When a photo of a heavily pregnant woman named Lea-Ann Ellison lifting 35kg weights was posted on the Internet last September, it sparked a gush of vitriol especially within the mummy community. Many claimed that pregnant women should refrain from doing any form of strenuous physical activity as it would endanger the life of their unborn child. Ellison, however, stuck to her guns. “It’s completely acceptable and healthy for the baby if you keep doing what your body is used to,” the former bodybuilder was quoted as saying. She is now the mother of a healthy baby boy.
So, does that mean it’s perfectly okay to exercise when you are pregnant and that you can brush aside any other concerns?
The general recommendation of exercising 2.5 hours a week is applicable to those who are pregnant as well, so the question isn’t so much about whether or not it’s okay for pregnant ladies to do so, but rather how long and how hard they should be exercising. Many doctors interviewed during the controversy leaned towards Ellison’s personal choice but cautioned expectant mums against pushing their physical limits. Several factors come into play, including age, overall health, and pre-pregnant fitness level. Of course, lifting heavy weights wouldn’t be encouraged for most pregnant women, but Ellison’s case is an exception as she had been actively engaged in high intensity workouts even before her pregnancy.
Before you embark on any exercise programme, the rule of thumb is to check in with your doctor so he or she can advise on the type of exercises you can do. Not surprisingly, exercising during your pregnancy brings with it a whole host of benefits for you and your baby. Here are some of them:
- Eases labour and delivery
Regular exercise helps you maintain your endurance level, which greatly helps you manage the pains of delivery.
- Elevates your mood
Exercising prompts the release of the feel-good hormone endorphins, which translates to a happier you.
- Reduces physical discomforts of pregnancy

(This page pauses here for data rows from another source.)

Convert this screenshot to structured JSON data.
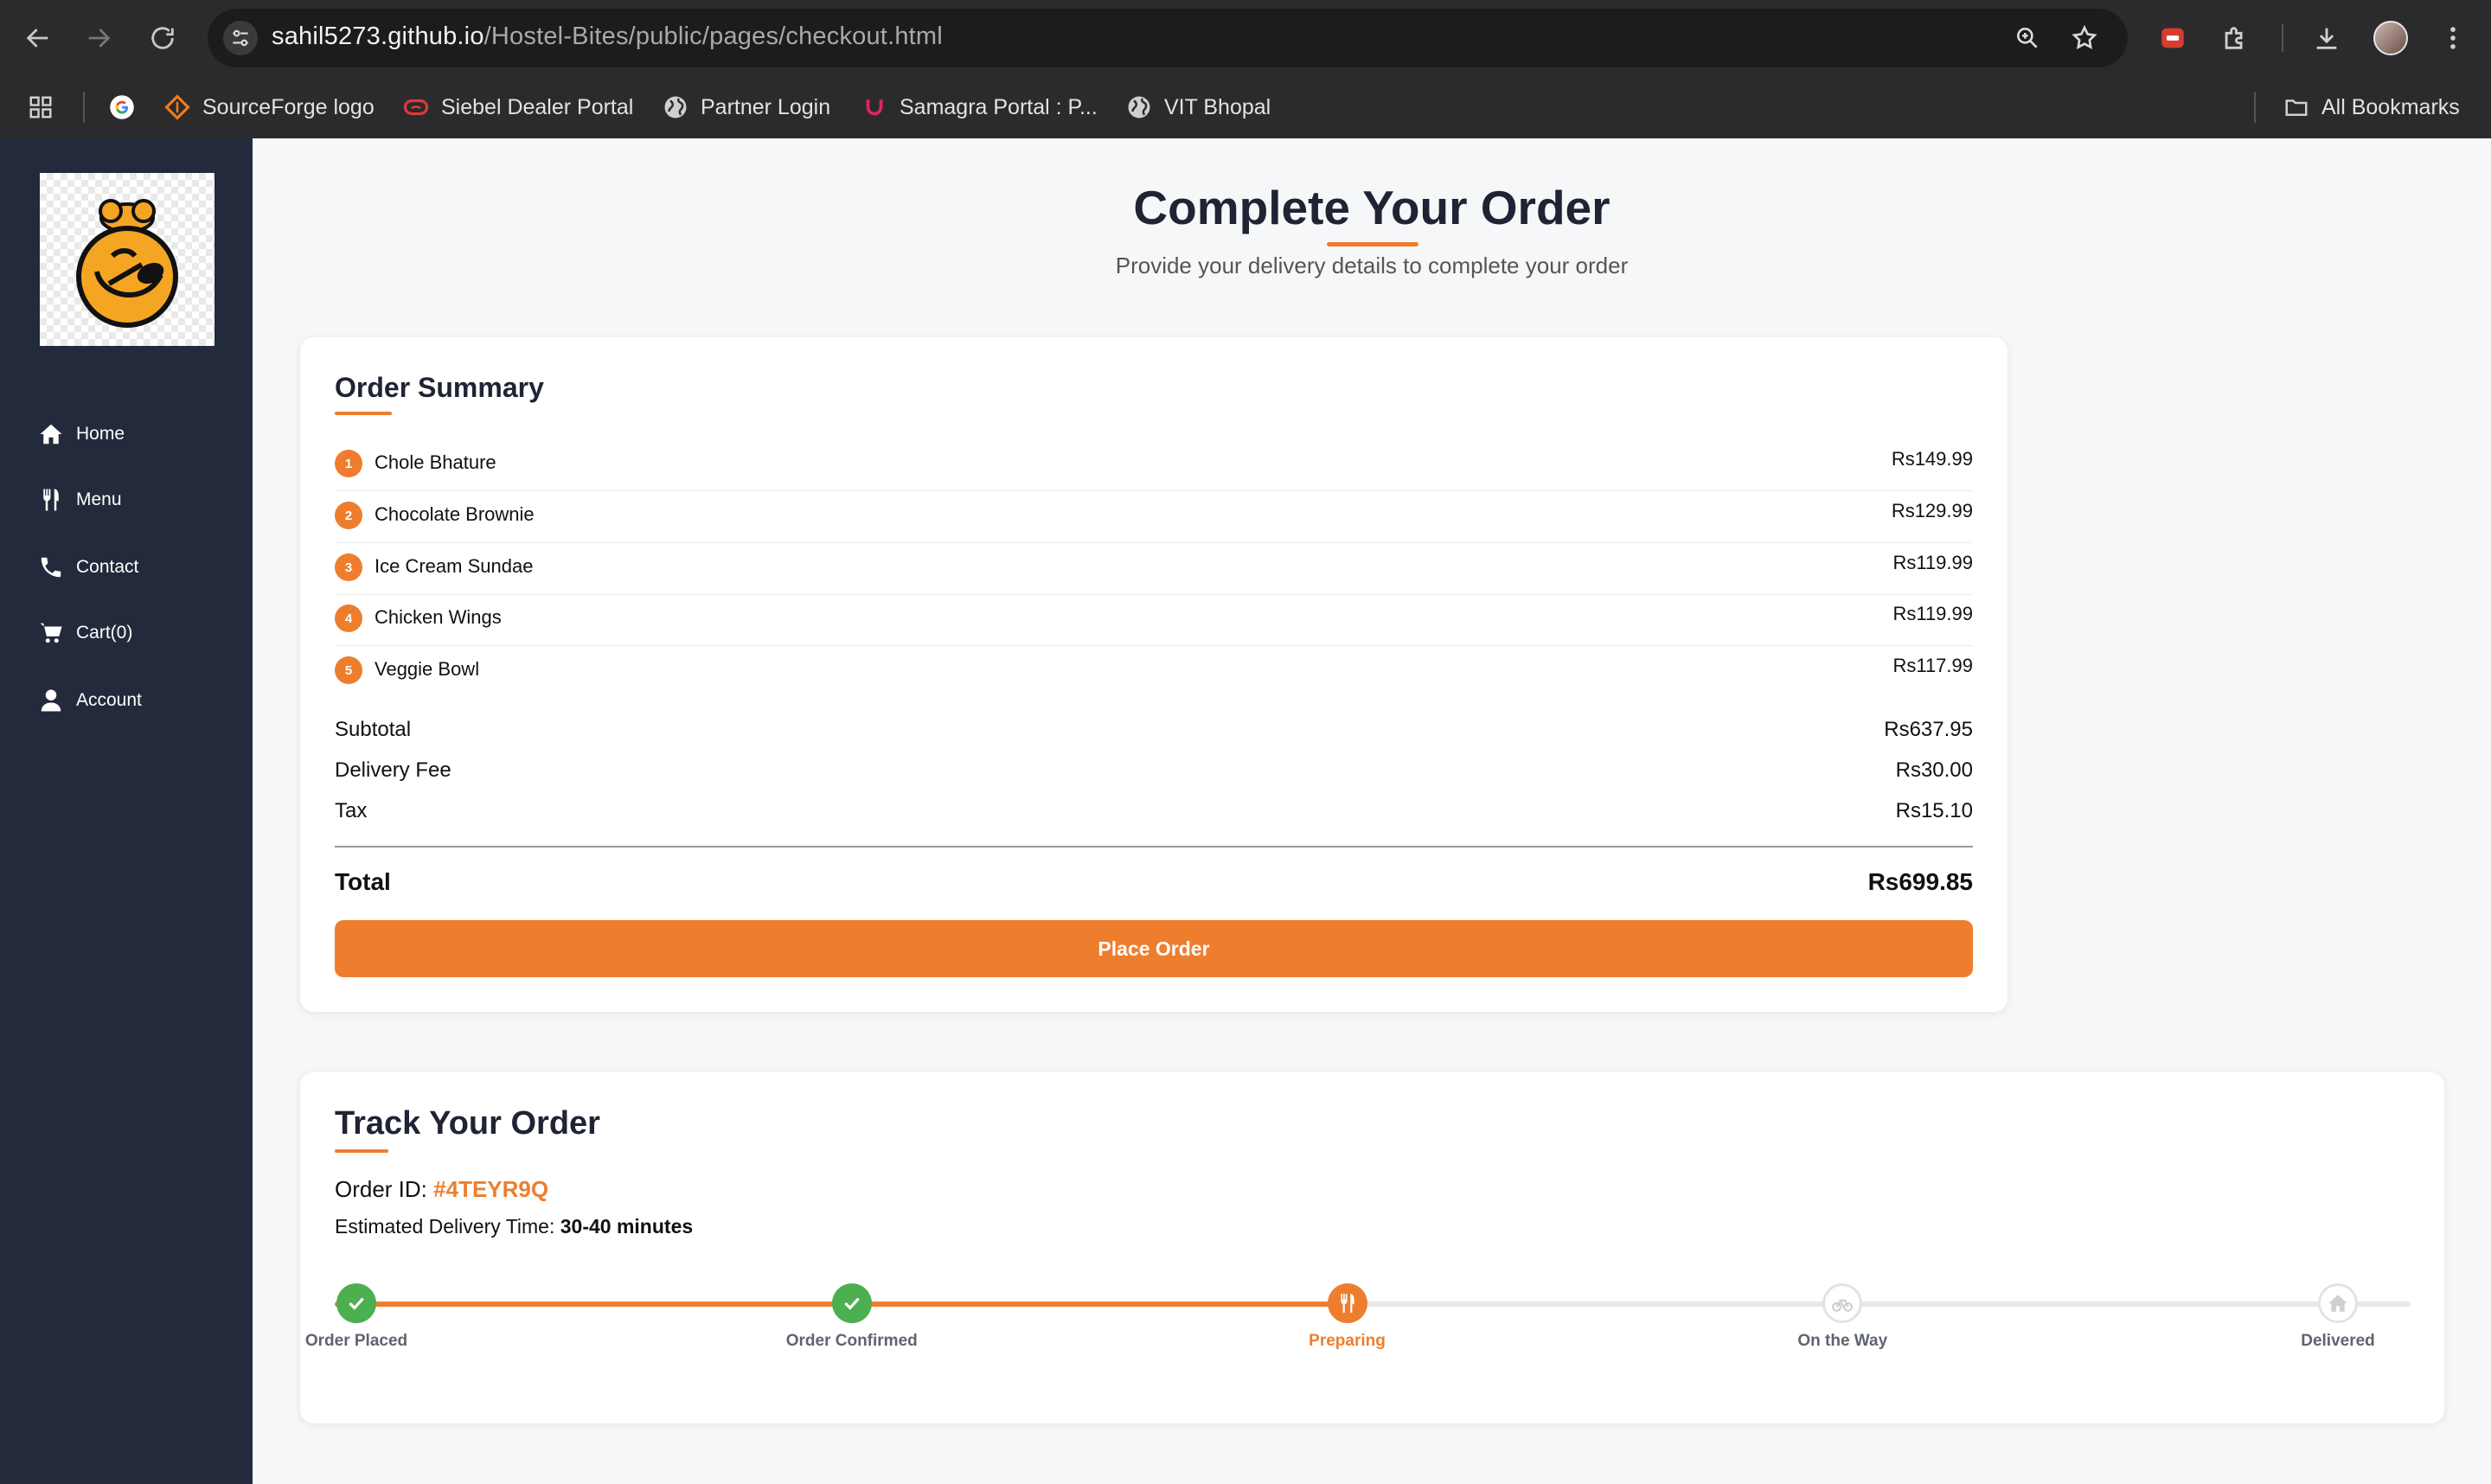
{
  "browser": {
    "url_host": "sahil5273.github.io",
    "url_path": "/Hostel-Bites/public/pages/checkout.html",
    "bookmarks": [
      {
        "label": "SourceForge logo"
      },
      {
        "label": "Siebel Dealer Portal"
      },
      {
        "label": "Partner Login"
      },
      {
        "label": "Samagra Portal : P..."
      },
      {
        "label": "VIT Bhopal"
      }
    ],
    "all_bookmarks": "All Bookmarks"
  },
  "sidebar": {
    "items": [
      {
        "label": "Home",
        "icon": "home-icon"
      },
      {
        "label": "Menu",
        "icon": "utensils-icon"
      },
      {
        "label": "Contact",
        "icon": "phone-icon"
      },
      {
        "label": "Cart(0)",
        "icon": "cart-icon"
      },
      {
        "label": "Account",
        "icon": "user-icon"
      }
    ]
  },
  "page": {
    "title": "Complete Your Order",
    "subtitle": "Provide your delivery details to complete your order"
  },
  "summary": {
    "heading": "Order Summary",
    "items": [
      {
        "num": "1",
        "name": "Chole Bhature",
        "price": "Rs149.99"
      },
      {
        "num": "2",
        "name": "Chocolate Brownie",
        "price": "Rs129.99"
      },
      {
        "num": "3",
        "name": "Ice Cream Sundae",
        "price": "Rs119.99"
      },
      {
        "num": "4",
        "name": "Chicken Wings",
        "price": "Rs119.99"
      },
      {
        "num": "5",
        "name": "Veggie Bowl",
        "price": "Rs117.99"
      }
    ],
    "subtotal_label": "Subtotal",
    "subtotal": "Rs637.95",
    "delivery_label": "Delivery Fee",
    "delivery": "Rs30.00",
    "tax_label": "Tax",
    "tax": "Rs15.10",
    "total_label": "Total",
    "total": "Rs699.85",
    "place_order": "Place Order"
  },
  "track": {
    "heading": "Track Your Order",
    "order_id_label": "Order ID:",
    "order_id": "#4TEYR9Q",
    "eta_label": "Estimated Delivery Time:",
    "eta": "30-40 minutes",
    "progress_fraction": 0.5,
    "steps": [
      {
        "label": "Order Placed",
        "status": "done",
        "icon": "check-icon"
      },
      {
        "label": "Order Confirmed",
        "status": "done",
        "icon": "check-icon"
      },
      {
        "label": "Preparing",
        "status": "active",
        "icon": "utensils-icon"
      },
      {
        "label": "On the Way",
        "status": "pending",
        "icon": "bicycle-icon"
      },
      {
        "label": "Delivered",
        "status": "pending",
        "icon": "home-icon"
      }
    ]
  },
  "colors": {
    "accent": "#ee7e2e",
    "success": "#4caf50",
    "sidebar": "#232a3b"
  }
}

Exercises such as Pilates help strengthen your core and correct your posture, thus providing back pain relief – a common grievance among expectant mums.
- Helps you return to your pre-pregnancy body quicker
By maintaining your fitness level during your pregnancy, it’s easier and quicker for you to regain your pre-pregnancy figure.